In the course of half an hour or three-quarters Brigadier-General Pettus came up with his command in fine order and moved promptly up on the line I occupied, engaging the enemy at once with spirit, and enabling me to withdraw my command and replenish my ammunition, then well nigh exhausted, from my ordnance train, which I had ordered up to the road in my rear. This done, I formed my command under cover immediately in his rear for his support at such point as it might be needed. Soon afterward, through one of his staff officers, he requested me to send him support on his left, and I immediately ordered Colonel Brantly, Twenty-ninth Mississippi Regiment, with his own regiment, the Thirtieth Mississippi, and a small detachment of Thirty-fourth, to support this part of his line, and in a few moments the remainder of my command was moved up to strengthen the line, which along its whole length was hotly engaged. I directed Colonel Brantly to advance his left as far as it could be done without leaving an interval between his line and the cliff, so as to get the benefit of an oblique fire upon the line which was pressing upon us. This order was executed with that officer's characteristic promptness.
In the meantime orders were received from Major-General Stevenson, through Major Ingram, of the staff of brigadier-general commanding, to hold the line then occupied till re-enforcements should arrive, when an advance would be made and the forces on the mountain would co-operate, and from brigadier-general commanding, through a staff officer, that the position would be held as long as possible, and if forced to retire that I would fall back up the mountain.
Later in the evening an order reached me from the latter to hold my position, if possible, till ordered to retire. General Pettus' command and my own held the position all the afternoon (during the most of which time it was so hazy and misty that objects could not be well distinguished except at a short distance) and until long after nightfall, when, having been relieved by Colonel Holtzclaw with his brigade, I withdrew my command to the road leading down the mountain in the rear, and there remained till about 11 o'clock, when, under orders from Major-General Cheatham, I moved my command to McFarland's Spring, where it passed the remainder of the night.

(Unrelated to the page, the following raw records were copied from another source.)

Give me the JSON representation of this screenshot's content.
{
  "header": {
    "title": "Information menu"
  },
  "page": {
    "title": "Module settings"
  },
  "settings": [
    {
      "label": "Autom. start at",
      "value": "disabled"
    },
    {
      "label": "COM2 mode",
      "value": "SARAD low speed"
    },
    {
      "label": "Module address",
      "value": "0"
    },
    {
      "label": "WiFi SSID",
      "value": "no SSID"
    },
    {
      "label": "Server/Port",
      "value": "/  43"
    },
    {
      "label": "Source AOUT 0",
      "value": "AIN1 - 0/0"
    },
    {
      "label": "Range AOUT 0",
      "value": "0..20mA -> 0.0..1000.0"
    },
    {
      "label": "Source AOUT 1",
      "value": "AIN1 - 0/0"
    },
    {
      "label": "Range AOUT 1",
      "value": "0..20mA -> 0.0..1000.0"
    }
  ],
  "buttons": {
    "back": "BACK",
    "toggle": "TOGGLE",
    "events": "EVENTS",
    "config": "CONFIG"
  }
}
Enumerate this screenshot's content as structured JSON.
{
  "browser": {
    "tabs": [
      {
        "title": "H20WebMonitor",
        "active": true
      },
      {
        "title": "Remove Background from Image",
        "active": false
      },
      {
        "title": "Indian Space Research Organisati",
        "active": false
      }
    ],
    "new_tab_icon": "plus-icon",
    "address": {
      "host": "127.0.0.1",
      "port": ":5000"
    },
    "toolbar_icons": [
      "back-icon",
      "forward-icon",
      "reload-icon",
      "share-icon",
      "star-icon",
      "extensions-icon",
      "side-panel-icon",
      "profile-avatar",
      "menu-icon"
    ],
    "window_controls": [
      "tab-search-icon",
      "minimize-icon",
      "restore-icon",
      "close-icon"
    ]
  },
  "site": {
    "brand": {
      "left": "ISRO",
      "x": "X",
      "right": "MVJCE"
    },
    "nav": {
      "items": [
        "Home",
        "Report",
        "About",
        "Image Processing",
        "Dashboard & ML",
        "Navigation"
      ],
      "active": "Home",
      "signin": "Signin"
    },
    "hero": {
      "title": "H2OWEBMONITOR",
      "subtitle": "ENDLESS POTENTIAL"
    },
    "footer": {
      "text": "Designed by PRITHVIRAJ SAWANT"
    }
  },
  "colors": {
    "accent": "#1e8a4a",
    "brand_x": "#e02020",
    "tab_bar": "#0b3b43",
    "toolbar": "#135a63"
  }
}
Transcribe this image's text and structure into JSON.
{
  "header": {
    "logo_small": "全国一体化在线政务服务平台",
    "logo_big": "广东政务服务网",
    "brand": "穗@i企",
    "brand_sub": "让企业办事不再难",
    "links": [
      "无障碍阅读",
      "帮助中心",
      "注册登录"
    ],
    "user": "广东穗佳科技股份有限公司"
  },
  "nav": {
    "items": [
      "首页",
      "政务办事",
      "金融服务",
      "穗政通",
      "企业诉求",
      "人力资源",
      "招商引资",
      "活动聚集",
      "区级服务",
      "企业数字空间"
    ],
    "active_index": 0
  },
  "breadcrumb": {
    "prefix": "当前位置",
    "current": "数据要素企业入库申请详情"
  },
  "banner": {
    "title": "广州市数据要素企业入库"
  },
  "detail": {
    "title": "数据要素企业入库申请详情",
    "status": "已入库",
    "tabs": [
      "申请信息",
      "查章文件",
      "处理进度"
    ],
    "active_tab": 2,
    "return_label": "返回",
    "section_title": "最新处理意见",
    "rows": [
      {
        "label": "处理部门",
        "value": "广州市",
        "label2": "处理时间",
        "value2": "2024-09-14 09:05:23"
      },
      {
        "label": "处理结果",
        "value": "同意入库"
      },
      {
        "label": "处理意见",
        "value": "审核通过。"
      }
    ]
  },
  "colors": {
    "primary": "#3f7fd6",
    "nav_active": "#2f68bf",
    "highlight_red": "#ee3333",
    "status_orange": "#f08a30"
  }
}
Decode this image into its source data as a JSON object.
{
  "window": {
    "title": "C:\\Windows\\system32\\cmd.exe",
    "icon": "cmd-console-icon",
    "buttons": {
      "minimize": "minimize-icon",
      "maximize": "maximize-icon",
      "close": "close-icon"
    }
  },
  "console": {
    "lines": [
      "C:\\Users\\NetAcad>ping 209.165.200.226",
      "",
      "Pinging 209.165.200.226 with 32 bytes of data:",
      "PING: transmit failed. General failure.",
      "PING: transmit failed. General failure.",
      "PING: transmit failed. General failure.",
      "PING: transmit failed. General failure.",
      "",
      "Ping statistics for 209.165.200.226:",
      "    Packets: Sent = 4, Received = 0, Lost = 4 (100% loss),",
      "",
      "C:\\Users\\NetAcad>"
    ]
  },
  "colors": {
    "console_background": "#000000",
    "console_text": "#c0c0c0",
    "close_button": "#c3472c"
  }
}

At no time during this prolonged struggle, whose object was to prevent the occupation by the enemy first of the important point near Craven's house, and afterward the only road down the mountain leading from Major-General Stevenson's position to the main body of the army, did I have the benefit of my division commander's personal presence. Reference has been made to such orders as reached me from him. After I was relieved, and while awaiting orders to